## PROBLEM
Please copy all of the data that follows exactly, leaving any pictures out.

::::

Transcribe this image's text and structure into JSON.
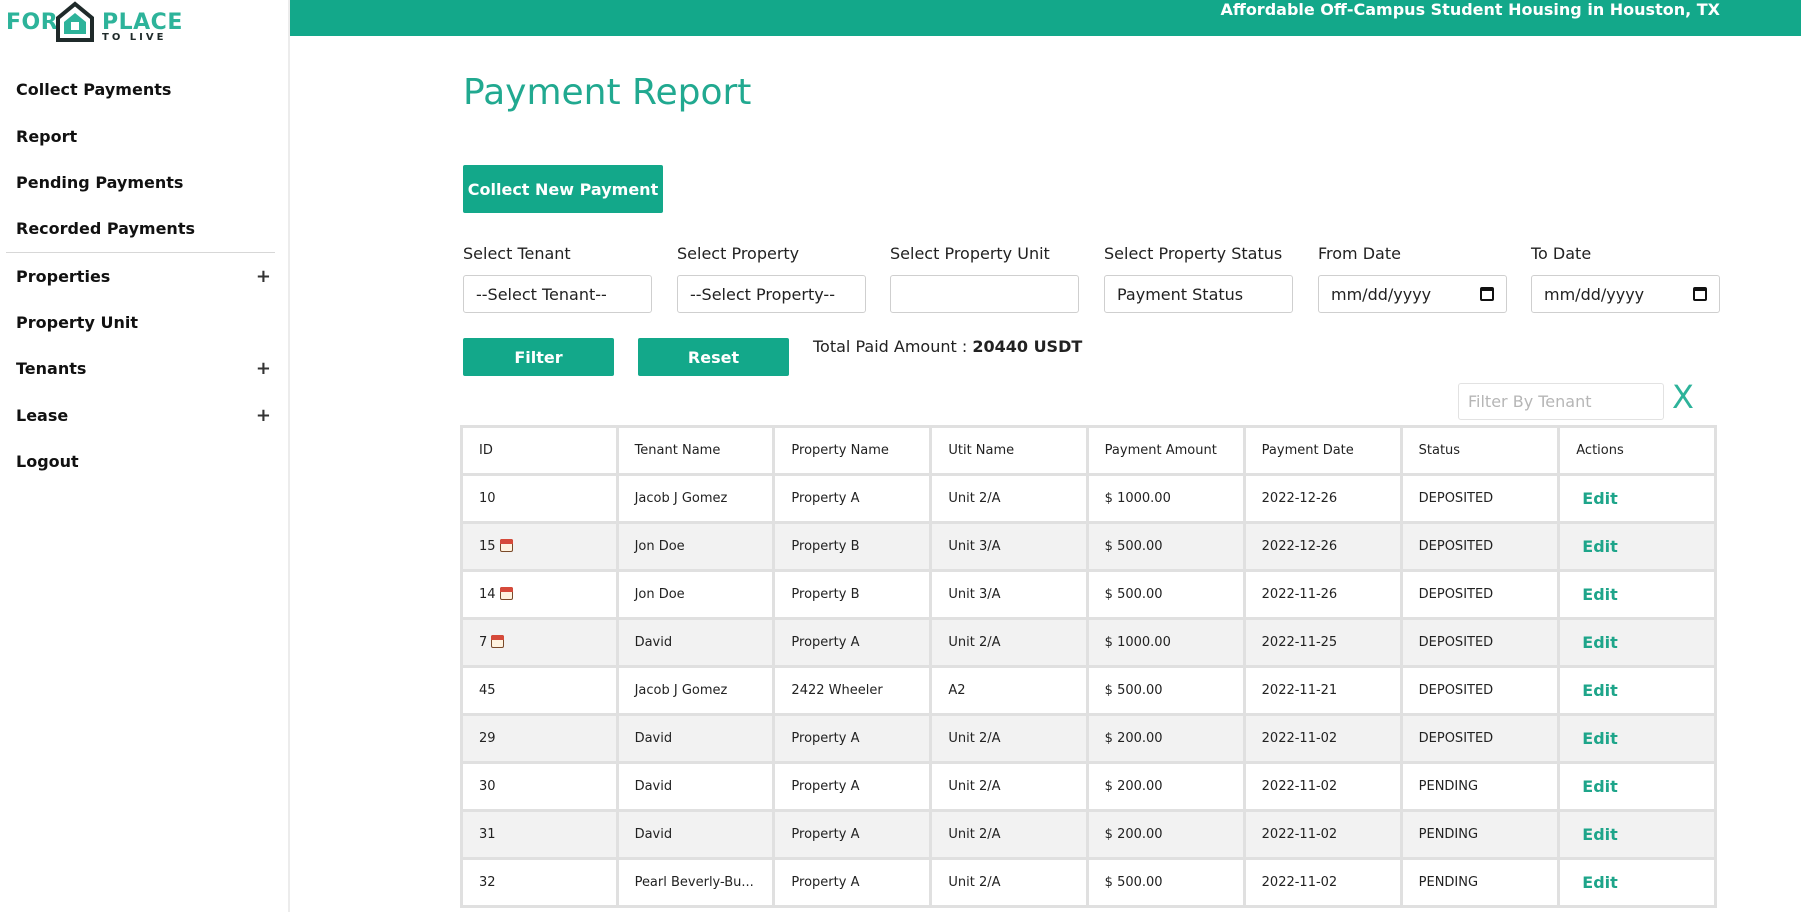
{
  "brand": {
    "logo_for": "FOR",
    "logo_place": "PLACE",
    "logo_tolive": "TO LIVE"
  },
  "header": {
    "tagline": "Affordable Off-Campus Student Housing in Houston, TX"
  },
  "sidebar": {
    "items": [
      {
        "label": "Collect Payments",
        "expandable": false
      },
      {
        "label": "Report",
        "expandable": false
      },
      {
        "label": "Pending Payments",
        "expandable": false
      },
      {
        "label": "Recorded Payments",
        "expandable": false
      },
      {
        "label": "Properties",
        "expandable": true
      },
      {
        "label": "Property Unit",
        "expandable": false
      },
      {
        "label": "Tenants",
        "expandable": true
      },
      {
        "label": "Lease",
        "expandable": true
      },
      {
        "label": "Logout",
        "expandable": false
      }
    ],
    "expand_symbol": "+"
  },
  "main": {
    "title": "Payment Report",
    "collect_button": "Collect New Payment",
    "filters": {
      "tenant_label": "Select Tenant",
      "tenant_value": "--Select Tenant--",
      "property_label": "Select Property",
      "property_value": "--Select Property--",
      "unit_label": "Select Property Unit",
      "unit_value": "",
      "status_label": "Select Property Status",
      "status_value": "Payment Status",
      "from_label": "From Date",
      "from_value": "mm/dd/yyyy",
      "to_label": "To Date",
      "to_value": "mm/dd/yyyy"
    },
    "filter_button": "Filter",
    "reset_button": "Reset",
    "total_label": "Total Paid Amount :",
    "total_value": "20440 USDT",
    "tenant_filter_placeholder": "Filter By Tenant",
    "clear_symbol": "X"
  },
  "table": {
    "headers": [
      "ID",
      "Tenant Name",
      "Property Name",
      "Utit Name",
      "Payment Amount",
      "Payment Date",
      "Status",
      "Actions"
    ],
    "action_label": "Edit",
    "rows": [
      {
        "id": "10",
        "note": false,
        "tenant": "Jacob J Gomez",
        "property": "Property A",
        "unit": "Unit 2/A",
        "amount": "$ 1000.00",
        "date": "2022-12-26",
        "status": "DEPOSITED"
      },
      {
        "id": "15",
        "note": true,
        "tenant": "Jon Doe",
        "property": "Property B",
        "unit": "Unit 3/A",
        "amount": "$ 500.00",
        "date": "2022-12-26",
        "status": "DEPOSITED"
      },
      {
        "id": "14",
        "note": true,
        "tenant": "Jon Doe",
        "property": "Property B",
        "unit": "Unit 3/A",
        "amount": "$ 500.00",
        "date": "2022-11-26",
        "status": "DEPOSITED"
      },
      {
        "id": "7",
        "note": true,
        "tenant": "David",
        "property": "Property A",
        "unit": "Unit 2/A",
        "amount": "$ 1000.00",
        "date": "2022-11-25",
        "status": "DEPOSITED"
      },
      {
        "id": "45",
        "note": false,
        "tenant": "Jacob J Gomez",
        "property": "2422 Wheeler",
        "unit": "A2",
        "amount": "$ 500.00",
        "date": "2022-11-21",
        "status": "DEPOSITED"
      },
      {
        "id": "29",
        "note": false,
        "tenant": "David",
        "property": "Property A",
        "unit": "Unit 2/A",
        "amount": "$ 200.00",
        "date": "2022-11-02",
        "status": "DEPOSITED"
      },
      {
        "id": "30",
        "note": false,
        "tenant": "David",
        "property": "Property A",
        "unit": "Unit 2/A",
        "amount": "$ 200.00",
        "date": "2022-11-02",
        "status": "PENDING"
      },
      {
        "id": "31",
        "note": false,
        "tenant": "David",
        "property": "Property A",
        "unit": "Unit 2/A",
        "amount": "$ 200.00",
        "date": "2022-11-02",
        "status": "PENDING"
      },
      {
        "id": "32",
        "note": false,
        "tenant": "Pearl Beverly-Bu...",
        "property": "Property A",
        "unit": "Unit 2/A",
        "amount": "$ 500.00",
        "date": "2022-11-02",
        "status": "PENDING"
      }
    ]
  },
  "colors": {
    "accent": "#13a88a",
    "title": "#21a990"
  }
}
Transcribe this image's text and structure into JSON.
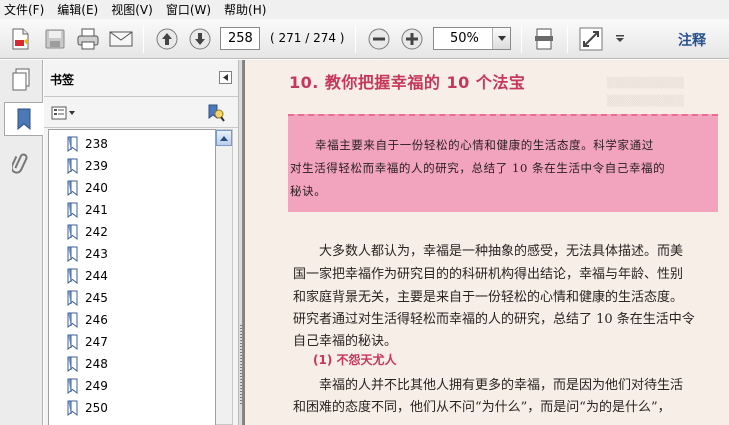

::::

## RESPONSE TO THIS EXERCISE
Transcribe this image's text and structure into JSON.
{
  "brand": {
    "logo_for": "FOR",
    "logo_place": "PLACE",
    "logo_tolive": "TO LIVE"
  },
  "header": {
    "tagline": "Affordable Off-Campus Student Housing in Houston, TX"
  },
  "sidebar": {
    "items": [
      {
        "label": "Collect Payments",
        "expandable": false
      },
      {
        "label": "Report",
        "expandable": false
      },
      {
        "label": "Pending Payments",
        "expandable": false
      },
      {
        "label": "Recorded Payments",
        "expandable": false
      },
      {
        "label": "Properties",
        "expandable": true
      },
      {
        "label": "Property Unit",
        "expandable": false
      },
      {
        "label": "Tenants",
        "expandable": true
      },
      {
        "label": "Lease",
        "expandable": true
      },
      {
        "label": "Logout",
        "expandable": false
      }
    ],
    "expand_symbol": "+"
  },
  "main": {
    "title": "Payment Report",
    "collect_button": "Collect New Payment",
    "filters": {
      "tenant_label": "Select Tenant",
      "tenant_value": "--Select Tenant--",
      "property_label": "Select Property",
      "property_value": "--Select Property--",
      "unit_label": "Select Property Unit",
      "unit_value": "",
      "status_label": "Select Property Status",
      "status_value": "Payment Status",
      "from_label": "From Date",
      "from_value": "mm/dd/yyyy",
      "to_label": "To Date",
      "to_value": "mm/dd/yyyy"
    },
    "filter_button": "Filter",
    "reset_button": "Reset",
    "total_label": "Total Paid Amount :",
    "total_value": "20440 USDT",
    "tenant_filter_placeholder": "Filter By Tenant",
    "clear_symbol": "X"
  },
  "table": {
    "headers": [
      "ID",
      "Tenant Name",
      "Property Name",
      "Utit Name",
      "Payment Amount",
      "Payment Date",
      "Status",
      "Actions"
    ],
    "action_label": "Edit",
    "rows": [
      {
        "id": "10",
        "note": false,
        "tenant": "Jacob J Gomez",
        "property": "Property A",
        "unit": "Unit 2/A",
        "amount": "$ 1000.00",
        "date": "2022-12-26",
        "status": "DEPOSITED"
      },
      {
        "id": "15",
        "note": true,
        "tenant": "Jon Doe",
        "property": "Property B",
        "unit": "Unit 3/A",
        "amount": "$ 500.00",
        "date": "2022-12-26",
        "status": "DEPOSITED"
      },
      {
        "id": "14",
        "note": true,
        "tenant": "Jon Doe",
        "property": "Property B",
        "unit": "Unit 3/A",
        "amount": "$ 500.00",
        "date": "2022-11-26",
        "status": "DEPOSITED"
      },
      {
        "id": "7",
        "note": true,
        "tenant": "David",
        "property": "Property A",
        "unit": "Unit 2/A",
        "amount": "$ 1000.00",
        "date": "2022-11-25",
        "status": "DEPOSITED"
      },
      {
        "id": "45",
        "note": false,
        "tenant": "Jacob J Gomez",
        "property": "2422 Wheeler",
        "unit": "A2",
        "amount": "$ 500.00",
        "date": "2022-11-21",
        "status": "DEPOSITED"
      },
      {
        "id": "29",
        "note": false,
        "tenant": "David",
        "property": "Property A",
        "unit": "Unit 2/A",
        "amount": "$ 200.00",
        "date": "2022-11-02",
        "status": "DEPOSITED"
      },
      {
        "id": "30",
        "note": false,
        "tenant": "David",
        "property": "Property A",
        "unit": "Unit 2/A",
        "amount": "$ 200.00",
        "date": "2022-11-02",
        "status": "PENDING"
      },
      {
        "id": "31",
        "note": false,
        "tenant": "David",
        "property": "Property A",
        "unit": "Unit 2/A",
        "amount": "$ 200.00",
        "date": "2022-11-02",
        "status": "PENDING"
      },
      {
        "id": "32",
        "note": false,
        "tenant": "Pearl Beverly-Bu...",
        "property": "Property A",
        "unit": "Unit 2/A",
        "amount": "$ 500.00",
        "date": "2022-11-02",
        "status": "PENDING"
      }
    ]
  },
  "colors": {
    "accent": "#13a88a",
    "title": "#21a990"
  }
}
Transcribe this image's text and structure into JSON.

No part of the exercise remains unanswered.